(Data excerpts)
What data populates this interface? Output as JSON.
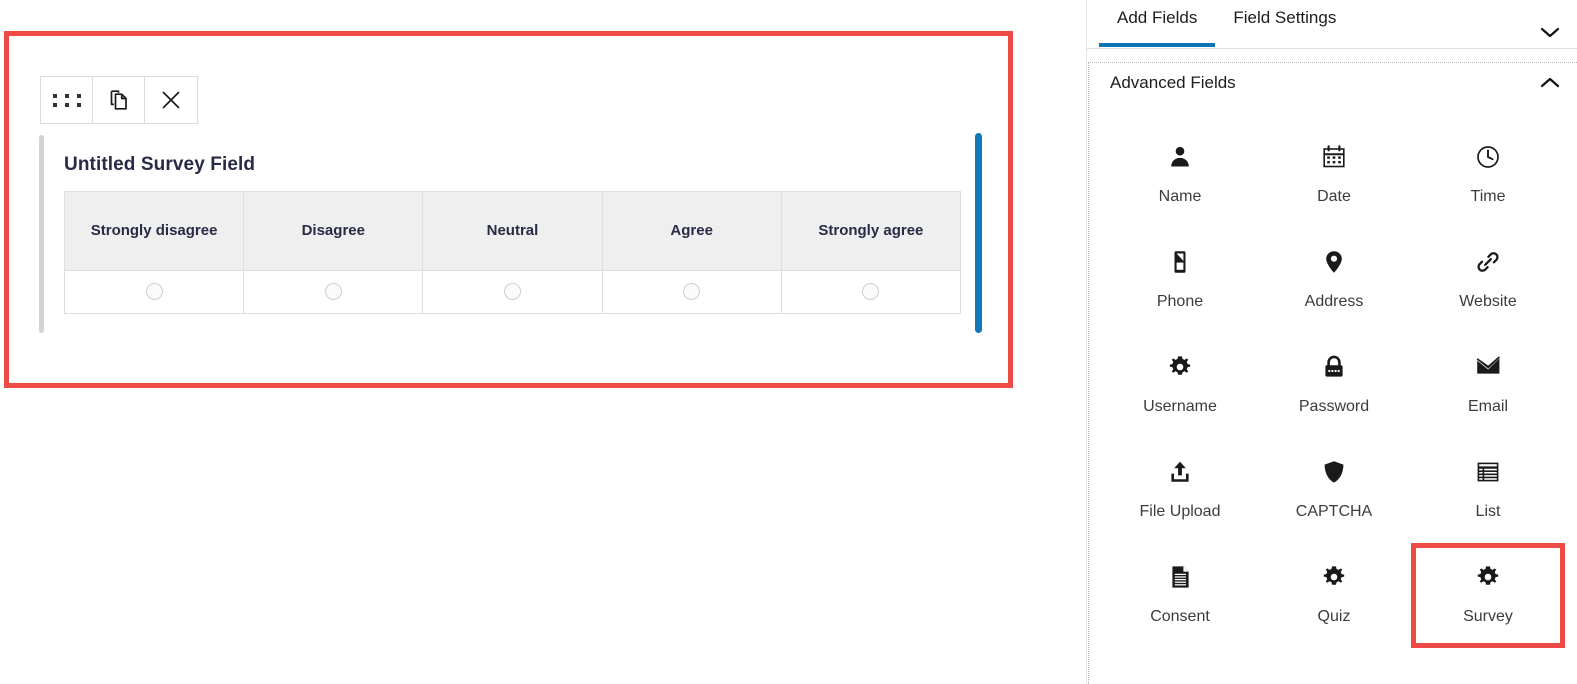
{
  "builder": {
    "toolbar": {
      "drag_label": "drag-handle",
      "duplicate_label": "duplicate-field",
      "delete_label": "delete-field"
    },
    "field": {
      "label": "Untitled Survey Field",
      "type": "survey",
      "columns": [
        "Strongly disagree",
        "Disagree",
        "Neutral",
        "Agree",
        "Strongly agree"
      ],
      "rows": [
        {
          "options": [
            "",
            "",
            "",
            "",
            ""
          ]
        }
      ],
      "selected": true,
      "accent_color": "#1278b8",
      "highlight_color": "#ee4b47"
    }
  },
  "panel": {
    "tabs": [
      {
        "label": "Add Fields",
        "active": true
      },
      {
        "label": "Field Settings",
        "active": false
      }
    ],
    "collapse_icon": "chevron-down-icon",
    "section": {
      "title": "Advanced Fields",
      "expanded": true,
      "toggle_icon": "chevron-up-icon"
    },
    "fields": [
      {
        "label": "Name",
        "icon": "person-icon",
        "highlighted": false
      },
      {
        "label": "Date",
        "icon": "calendar-icon",
        "highlighted": false
      },
      {
        "label": "Time",
        "icon": "clock-icon",
        "highlighted": false
      },
      {
        "label": "Phone",
        "icon": "mobile-phone-icon",
        "highlighted": false
      },
      {
        "label": "Address",
        "icon": "map-pin-icon",
        "highlighted": false
      },
      {
        "label": "Website",
        "icon": "link-chain-icon",
        "highlighted": false
      },
      {
        "label": "Username",
        "icon": "gear-icon",
        "highlighted": false
      },
      {
        "label": "Password",
        "icon": "lock-icon",
        "highlighted": false
      },
      {
        "label": "Email",
        "icon": "envelope-icon",
        "highlighted": false
      },
      {
        "label": "File Upload",
        "icon": "upload-icon",
        "highlighted": false
      },
      {
        "label": "CAPTCHA",
        "icon": "shield-icon",
        "highlighted": false
      },
      {
        "label": "List",
        "icon": "list-table-icon",
        "highlighted": false
      },
      {
        "label": "Consent",
        "icon": "document-icon",
        "highlighted": false
      },
      {
        "label": "Quiz",
        "icon": "gear-icon",
        "highlighted": false
      },
      {
        "label": "Survey",
        "icon": "gear-icon",
        "highlighted": true
      }
    ]
  },
  "colors": {
    "accent_blue": "#0f74b3",
    "highlight_red": "#ee4b47",
    "field_bar_blue": "#1278b8",
    "header_bg": "#efefef",
    "title_text": "#272b46"
  }
}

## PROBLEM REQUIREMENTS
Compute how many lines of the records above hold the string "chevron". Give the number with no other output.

## WRITTEN SOLUTION
2